But be careful. It’s worth taking the time to look at the dependencies available to you. Look at the common things like:
- How many authors are there?
- Whats the activity like on the repository? Is there a lot of recent action or has it been untouched for years? This might not be a bad thing if the dependency does what it needs to and has no bugs but it could also be a sign of a dead project.
- Whats the license like? Can you even use this dependency? Is there a fee you need to pay?
But there are also more nuanced things to look at, personal to you and your team / project.
Check out the code. How much of what it does is relevant to your needs? For example the dependency we were using was complaint to the entire OpenID Connect spec. We only needed the Authorization Code flow so a lot of the code in the dependency was redundant. When it came to something being wrong we had a lot of irrelevant code to comb through to understand what was going on.
If you do need to tweak, can you? Without it being a bit of a pain in the bum. Some dependencies that are a bit larger make use of adapter / strategy patterns that allow you to write custom code that adheres to an interface the dependency asks for. If you can’t is it patchable?

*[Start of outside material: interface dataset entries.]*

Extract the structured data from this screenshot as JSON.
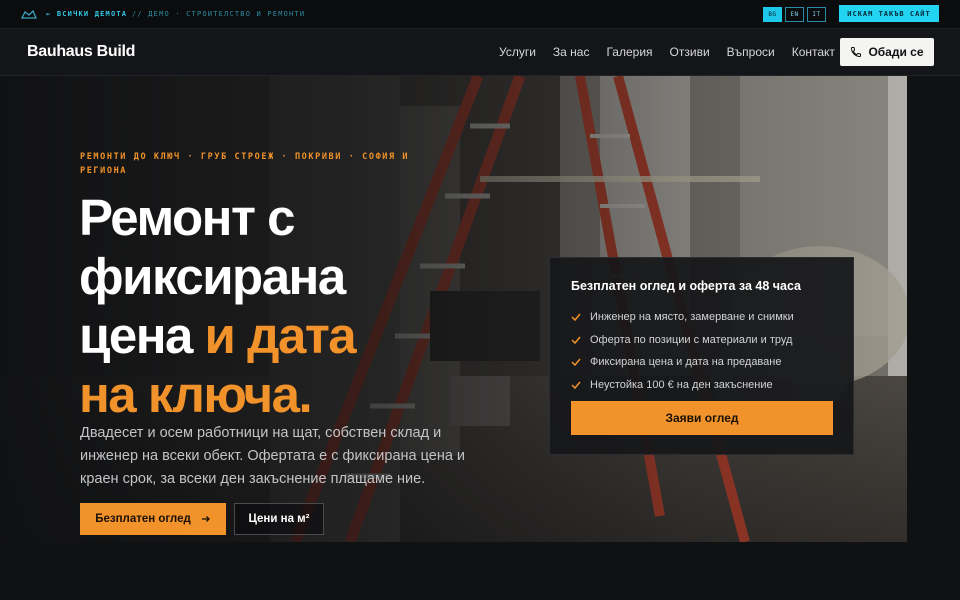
{
  "topbar": {
    "back_label": "← ВСИЧКИ ДЕМОТА",
    "crumb_label": "// ДЕМО · СТРОИТЕЛСТВО И РЕМОНТИ",
    "languages": [
      "BG",
      "EN",
      "IT"
    ],
    "active_language": "BG",
    "want_site_label": "ИСКАМ ТАКЪВ САЙТ"
  },
  "nav": {
    "brand": "Bauhaus Build",
    "menu": [
      "Услуги",
      "За нас",
      "Галерия",
      "Отзиви",
      "Въпроси",
      "Контакт"
    ],
    "call_label": "Обади се"
  },
  "hero": {
    "eyebrow": "РЕМОНТИ ДО КЛЮЧ · ГРУБ СТРОЕЖ · ПОКРИВИ · СОФИЯ И РЕГИОНА",
    "headline_lines": {
      "line1": "Ремонт с",
      "line2": "фиксирана",
      "line3_white": "цена",
      "line3_accent": " и дата",
      "line4_accent": "на ключа."
    },
    "lead": "Двадесет и осем работници на щат, собствен склад и инженер на всеки обект. Офертата е с фиксирана цена и краен срок, за всеки ден закъснение плащаме ние.",
    "primary_button": "Безплатен оглед",
    "secondary_button": "Цени на м²"
  },
  "offer_card": {
    "title": "Безплатен оглед и оферта за 48 часа",
    "items": [
      "Инженер на място, замерване и снимки",
      "Оферта по позиции с материали и труд",
      "Фиксирана цена и дата на предаване",
      "Неустойка 100 € на ден закъснение"
    ],
    "button": "Заяви оглед"
  },
  "colors": {
    "accent": "#f1922a",
    "cyan": "#22d3f2",
    "background": "#101113"
  },
  "icons": [
    "logo-mark-icon",
    "phone-icon",
    "arrow-right-icon",
    "check-icon"
  ]
}
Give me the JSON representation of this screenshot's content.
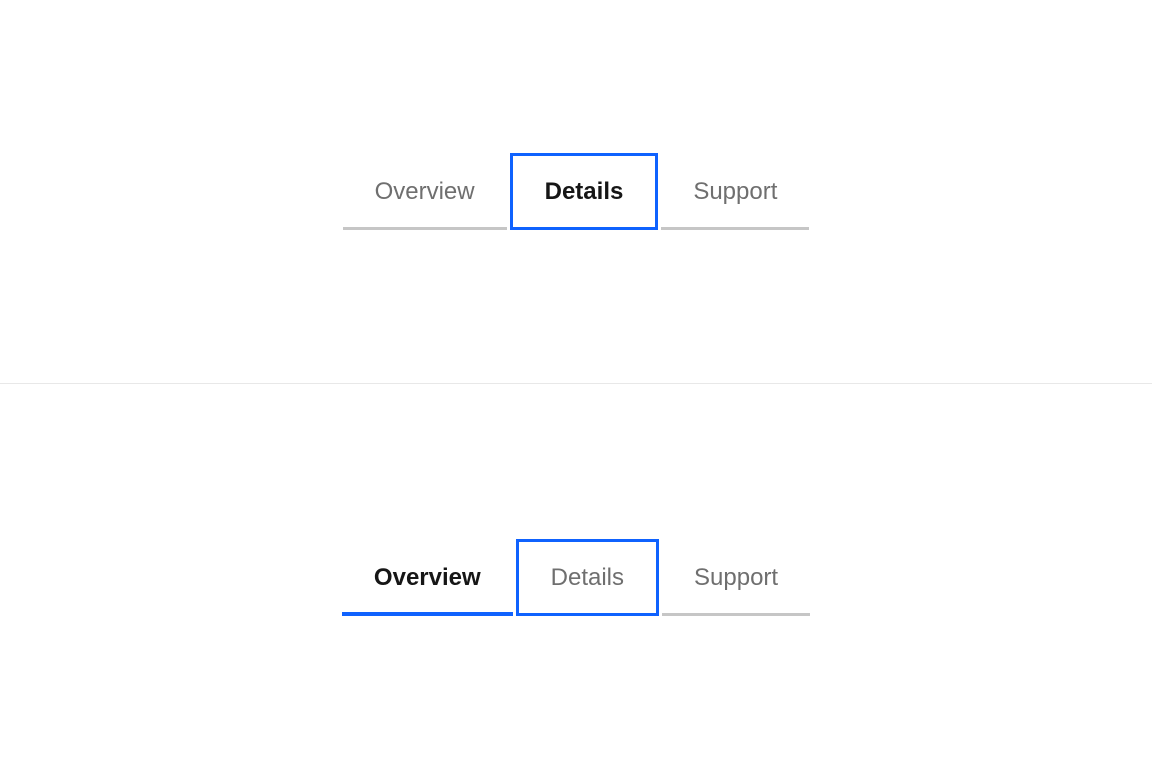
{
  "example_a": {
    "tabs": [
      {
        "label": "Overview"
      },
      {
        "label": "Details"
      },
      {
        "label": "Support"
      }
    ]
  },
  "example_b": {
    "tabs": [
      {
        "label": "Overview"
      },
      {
        "label": "Details"
      },
      {
        "label": "Support"
      }
    ]
  }
}
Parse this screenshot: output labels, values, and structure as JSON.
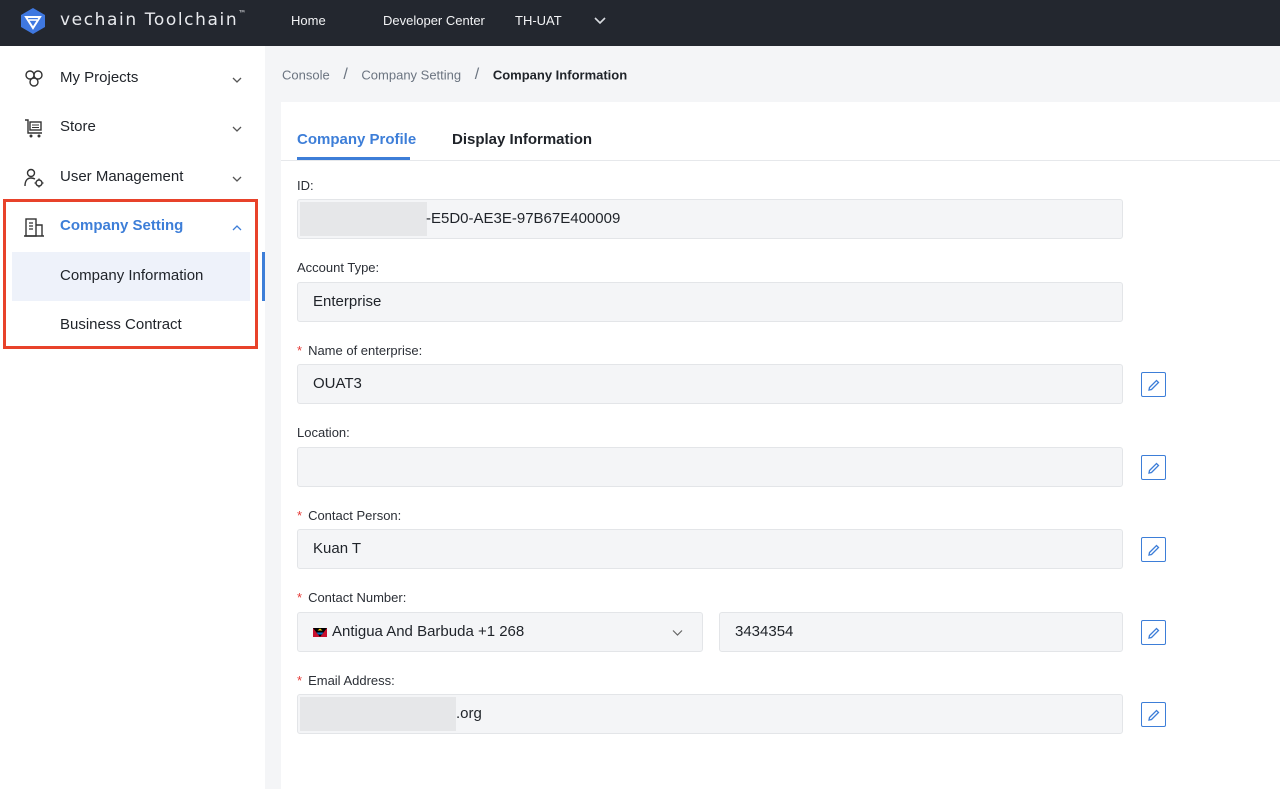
{
  "header": {
    "brand": "vechain Toolchain",
    "brand_tm": "™",
    "nav": {
      "home": "Home",
      "developer_center": "Developer Center",
      "environment": "TH-UAT"
    }
  },
  "sidebar": {
    "items": [
      {
        "label": "My Projects",
        "icon": "projects-icon"
      },
      {
        "label": "Store",
        "icon": "cart-icon"
      },
      {
        "label": "User Management",
        "icon": "user-settings-icon"
      },
      {
        "label": "Company Setting",
        "icon": "building-icon",
        "expanded": true,
        "children": [
          {
            "label": "Company Information",
            "selected": true
          },
          {
            "label": "Business Contract"
          }
        ]
      }
    ]
  },
  "breadcrumb": {
    "items": [
      "Console",
      "Company Setting"
    ],
    "current": "Company Information",
    "separator": "/"
  },
  "tabs": [
    {
      "label": "Company Profile",
      "active": true
    },
    {
      "label": "Display Information"
    }
  ],
  "form": {
    "id": {
      "label": "ID:",
      "value": "-E5D0-AE3E-97B67E400009"
    },
    "account_type": {
      "label": "Account Type:",
      "value": "Enterprise"
    },
    "enterprise_name": {
      "label": "Name of enterprise:",
      "value": "OUAT3",
      "required_mark": "*"
    },
    "location": {
      "label": "Location:",
      "value": ""
    },
    "contact_person": {
      "label": "Contact Person:",
      "value": "Kuan T",
      "required_mark": "*"
    },
    "contact_number": {
      "label": "Contact Number:",
      "country": "Antigua And Barbuda +1 268",
      "value": "3434354",
      "required_mark": "*"
    },
    "email": {
      "label": "Email Address:",
      "value": ".org",
      "required_mark": "*"
    }
  },
  "colors": {
    "accent": "#3d7ed8",
    "topbar": "#23272f",
    "highlight": "#e8422a",
    "required": "#e53935"
  }
}
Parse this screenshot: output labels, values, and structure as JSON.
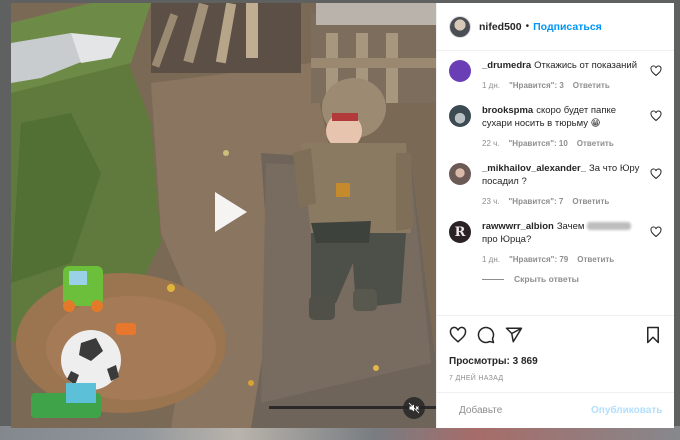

Lastly should you need to switch to something else, what options are available to you? Are you spoilt for choice or is it more slim pickings? If its the latter how confident are you in being able to replace it with something you’ve written?
As for us, we’re on the road towards writing our own package. It’s a slow process but we’re getting there, cobbling together knowledge from specs and other projects to build something that works for us.
Hopefully this ends up turning out okay…